STUDY MATERIAL below:

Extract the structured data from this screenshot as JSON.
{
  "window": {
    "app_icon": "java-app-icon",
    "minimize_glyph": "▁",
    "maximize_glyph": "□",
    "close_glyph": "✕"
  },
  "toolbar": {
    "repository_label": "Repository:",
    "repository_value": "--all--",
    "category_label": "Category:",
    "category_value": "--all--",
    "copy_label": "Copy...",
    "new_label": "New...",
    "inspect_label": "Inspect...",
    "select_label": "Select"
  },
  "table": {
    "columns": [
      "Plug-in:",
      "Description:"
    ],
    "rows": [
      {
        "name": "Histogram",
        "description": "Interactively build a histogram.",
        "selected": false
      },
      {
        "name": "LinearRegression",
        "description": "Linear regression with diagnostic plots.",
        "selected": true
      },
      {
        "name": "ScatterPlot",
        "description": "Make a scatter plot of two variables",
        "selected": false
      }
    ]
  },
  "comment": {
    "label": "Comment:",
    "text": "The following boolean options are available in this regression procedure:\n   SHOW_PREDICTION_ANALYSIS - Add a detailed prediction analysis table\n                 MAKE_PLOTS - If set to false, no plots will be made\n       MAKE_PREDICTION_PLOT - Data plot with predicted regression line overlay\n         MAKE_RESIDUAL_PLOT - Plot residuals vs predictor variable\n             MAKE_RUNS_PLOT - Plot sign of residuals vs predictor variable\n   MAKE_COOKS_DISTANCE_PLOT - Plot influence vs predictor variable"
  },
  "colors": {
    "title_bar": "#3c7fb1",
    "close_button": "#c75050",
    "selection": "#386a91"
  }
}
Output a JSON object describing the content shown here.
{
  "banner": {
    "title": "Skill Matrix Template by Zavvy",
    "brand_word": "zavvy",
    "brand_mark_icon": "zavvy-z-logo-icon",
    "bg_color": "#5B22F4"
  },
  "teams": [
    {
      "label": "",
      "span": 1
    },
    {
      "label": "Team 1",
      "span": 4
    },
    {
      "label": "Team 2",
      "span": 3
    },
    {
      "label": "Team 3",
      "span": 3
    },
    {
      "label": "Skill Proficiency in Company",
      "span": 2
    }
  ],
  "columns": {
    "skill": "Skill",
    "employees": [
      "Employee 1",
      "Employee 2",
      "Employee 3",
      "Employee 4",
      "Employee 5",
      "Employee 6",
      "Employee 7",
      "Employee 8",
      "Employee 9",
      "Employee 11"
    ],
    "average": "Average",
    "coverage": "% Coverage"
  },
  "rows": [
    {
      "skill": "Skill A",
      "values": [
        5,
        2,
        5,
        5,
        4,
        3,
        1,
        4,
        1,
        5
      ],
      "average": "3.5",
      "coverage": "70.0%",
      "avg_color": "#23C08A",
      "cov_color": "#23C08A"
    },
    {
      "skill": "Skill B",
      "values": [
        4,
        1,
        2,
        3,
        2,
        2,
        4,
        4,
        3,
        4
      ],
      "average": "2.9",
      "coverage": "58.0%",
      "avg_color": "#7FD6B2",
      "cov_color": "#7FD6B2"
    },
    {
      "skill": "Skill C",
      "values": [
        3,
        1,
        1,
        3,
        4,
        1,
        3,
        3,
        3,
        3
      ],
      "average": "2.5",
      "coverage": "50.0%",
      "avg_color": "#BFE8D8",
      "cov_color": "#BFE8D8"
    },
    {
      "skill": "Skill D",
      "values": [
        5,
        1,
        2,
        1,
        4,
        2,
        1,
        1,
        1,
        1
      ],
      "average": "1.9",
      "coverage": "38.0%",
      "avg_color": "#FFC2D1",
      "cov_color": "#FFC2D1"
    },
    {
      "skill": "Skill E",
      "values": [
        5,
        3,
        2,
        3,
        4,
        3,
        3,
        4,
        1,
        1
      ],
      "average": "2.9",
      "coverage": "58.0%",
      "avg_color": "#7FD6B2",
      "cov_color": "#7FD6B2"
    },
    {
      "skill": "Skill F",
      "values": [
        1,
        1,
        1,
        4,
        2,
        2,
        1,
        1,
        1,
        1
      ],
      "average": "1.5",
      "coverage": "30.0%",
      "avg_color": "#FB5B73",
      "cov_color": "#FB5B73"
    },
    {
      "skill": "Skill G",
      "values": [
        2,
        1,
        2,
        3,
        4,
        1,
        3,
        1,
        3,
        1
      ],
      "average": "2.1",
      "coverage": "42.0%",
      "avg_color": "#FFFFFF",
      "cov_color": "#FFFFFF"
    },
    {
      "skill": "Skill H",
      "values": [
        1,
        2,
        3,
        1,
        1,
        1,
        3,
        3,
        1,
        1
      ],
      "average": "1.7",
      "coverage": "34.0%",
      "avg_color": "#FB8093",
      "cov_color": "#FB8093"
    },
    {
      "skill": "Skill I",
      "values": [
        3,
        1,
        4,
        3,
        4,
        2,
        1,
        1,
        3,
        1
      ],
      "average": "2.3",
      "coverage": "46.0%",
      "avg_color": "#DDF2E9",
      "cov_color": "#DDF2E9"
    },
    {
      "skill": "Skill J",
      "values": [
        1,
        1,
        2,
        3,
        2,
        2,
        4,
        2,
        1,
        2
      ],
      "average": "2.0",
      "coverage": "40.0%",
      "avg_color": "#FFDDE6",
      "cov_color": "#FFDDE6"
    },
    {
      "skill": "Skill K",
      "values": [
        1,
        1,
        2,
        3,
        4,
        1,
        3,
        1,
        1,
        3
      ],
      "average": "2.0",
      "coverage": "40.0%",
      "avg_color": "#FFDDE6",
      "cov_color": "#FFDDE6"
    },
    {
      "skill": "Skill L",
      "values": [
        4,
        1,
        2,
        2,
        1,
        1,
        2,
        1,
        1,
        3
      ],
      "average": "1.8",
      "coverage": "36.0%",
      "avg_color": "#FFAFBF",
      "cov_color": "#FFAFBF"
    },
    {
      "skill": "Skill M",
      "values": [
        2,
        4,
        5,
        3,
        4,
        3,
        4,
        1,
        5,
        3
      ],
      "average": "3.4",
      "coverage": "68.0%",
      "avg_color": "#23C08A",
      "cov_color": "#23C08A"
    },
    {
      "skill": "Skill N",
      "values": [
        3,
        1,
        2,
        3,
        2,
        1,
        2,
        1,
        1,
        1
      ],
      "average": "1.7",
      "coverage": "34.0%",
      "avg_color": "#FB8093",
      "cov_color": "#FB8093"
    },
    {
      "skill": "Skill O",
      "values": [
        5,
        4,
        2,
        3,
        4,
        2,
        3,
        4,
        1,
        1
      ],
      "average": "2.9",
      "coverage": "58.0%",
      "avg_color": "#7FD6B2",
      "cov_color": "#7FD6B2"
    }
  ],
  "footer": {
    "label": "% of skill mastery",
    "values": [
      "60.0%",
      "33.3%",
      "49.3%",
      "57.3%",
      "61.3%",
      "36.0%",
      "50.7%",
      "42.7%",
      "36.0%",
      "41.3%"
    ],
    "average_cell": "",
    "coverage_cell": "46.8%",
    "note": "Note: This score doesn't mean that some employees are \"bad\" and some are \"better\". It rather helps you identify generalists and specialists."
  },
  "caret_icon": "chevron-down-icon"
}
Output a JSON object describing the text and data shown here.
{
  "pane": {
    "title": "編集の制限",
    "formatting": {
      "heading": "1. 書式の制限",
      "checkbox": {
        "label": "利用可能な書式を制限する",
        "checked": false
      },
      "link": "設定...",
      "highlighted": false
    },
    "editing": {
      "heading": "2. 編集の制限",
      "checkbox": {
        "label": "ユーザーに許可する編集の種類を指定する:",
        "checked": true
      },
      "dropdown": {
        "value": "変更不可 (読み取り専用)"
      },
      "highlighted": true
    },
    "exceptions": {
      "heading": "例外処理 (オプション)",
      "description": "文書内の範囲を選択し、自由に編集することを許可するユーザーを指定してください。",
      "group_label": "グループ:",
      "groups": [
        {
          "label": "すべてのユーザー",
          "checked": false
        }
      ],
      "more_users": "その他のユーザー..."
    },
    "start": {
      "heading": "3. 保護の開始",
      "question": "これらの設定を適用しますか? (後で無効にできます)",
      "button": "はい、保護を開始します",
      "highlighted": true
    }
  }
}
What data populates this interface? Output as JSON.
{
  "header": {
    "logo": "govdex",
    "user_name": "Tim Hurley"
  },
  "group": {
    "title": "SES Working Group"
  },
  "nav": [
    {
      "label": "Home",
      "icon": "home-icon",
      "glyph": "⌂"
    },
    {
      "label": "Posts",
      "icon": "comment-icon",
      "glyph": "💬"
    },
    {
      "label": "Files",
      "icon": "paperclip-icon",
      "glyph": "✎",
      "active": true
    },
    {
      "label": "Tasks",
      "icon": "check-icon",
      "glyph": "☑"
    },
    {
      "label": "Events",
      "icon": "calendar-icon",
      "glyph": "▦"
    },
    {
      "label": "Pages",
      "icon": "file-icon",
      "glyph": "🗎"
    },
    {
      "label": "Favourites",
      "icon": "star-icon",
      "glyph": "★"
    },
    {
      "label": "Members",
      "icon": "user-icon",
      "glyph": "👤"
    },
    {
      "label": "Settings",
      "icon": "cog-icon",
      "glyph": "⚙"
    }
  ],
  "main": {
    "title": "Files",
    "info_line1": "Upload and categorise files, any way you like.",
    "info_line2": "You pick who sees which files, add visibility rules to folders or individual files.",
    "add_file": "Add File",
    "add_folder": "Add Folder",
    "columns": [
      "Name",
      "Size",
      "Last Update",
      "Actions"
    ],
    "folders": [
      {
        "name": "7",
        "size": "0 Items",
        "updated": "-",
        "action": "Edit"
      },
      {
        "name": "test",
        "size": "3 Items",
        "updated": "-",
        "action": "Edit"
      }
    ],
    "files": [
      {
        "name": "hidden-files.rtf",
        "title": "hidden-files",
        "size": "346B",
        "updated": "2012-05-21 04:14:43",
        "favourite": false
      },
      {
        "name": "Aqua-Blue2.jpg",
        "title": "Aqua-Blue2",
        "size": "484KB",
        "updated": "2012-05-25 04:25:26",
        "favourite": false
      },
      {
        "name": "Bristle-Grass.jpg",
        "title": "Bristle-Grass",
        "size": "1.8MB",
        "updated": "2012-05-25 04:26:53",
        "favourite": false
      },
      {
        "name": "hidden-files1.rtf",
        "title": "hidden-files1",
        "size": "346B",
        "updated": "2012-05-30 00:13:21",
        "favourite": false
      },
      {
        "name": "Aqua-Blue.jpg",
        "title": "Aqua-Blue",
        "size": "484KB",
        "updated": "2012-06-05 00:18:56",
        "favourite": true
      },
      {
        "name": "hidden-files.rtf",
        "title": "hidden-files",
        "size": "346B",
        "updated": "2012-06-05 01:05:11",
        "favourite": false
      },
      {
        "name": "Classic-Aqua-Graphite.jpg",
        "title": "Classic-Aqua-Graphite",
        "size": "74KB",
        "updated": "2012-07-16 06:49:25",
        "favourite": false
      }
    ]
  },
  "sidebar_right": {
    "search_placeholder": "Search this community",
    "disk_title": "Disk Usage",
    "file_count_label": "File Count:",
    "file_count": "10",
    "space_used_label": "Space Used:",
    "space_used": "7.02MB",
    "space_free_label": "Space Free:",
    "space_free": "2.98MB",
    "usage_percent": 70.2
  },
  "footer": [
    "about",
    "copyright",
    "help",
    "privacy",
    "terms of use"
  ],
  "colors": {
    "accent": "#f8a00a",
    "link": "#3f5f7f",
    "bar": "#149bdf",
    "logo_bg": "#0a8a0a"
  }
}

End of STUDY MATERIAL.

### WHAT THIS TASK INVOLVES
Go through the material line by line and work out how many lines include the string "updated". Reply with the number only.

### EXERCISE OUTPUT
9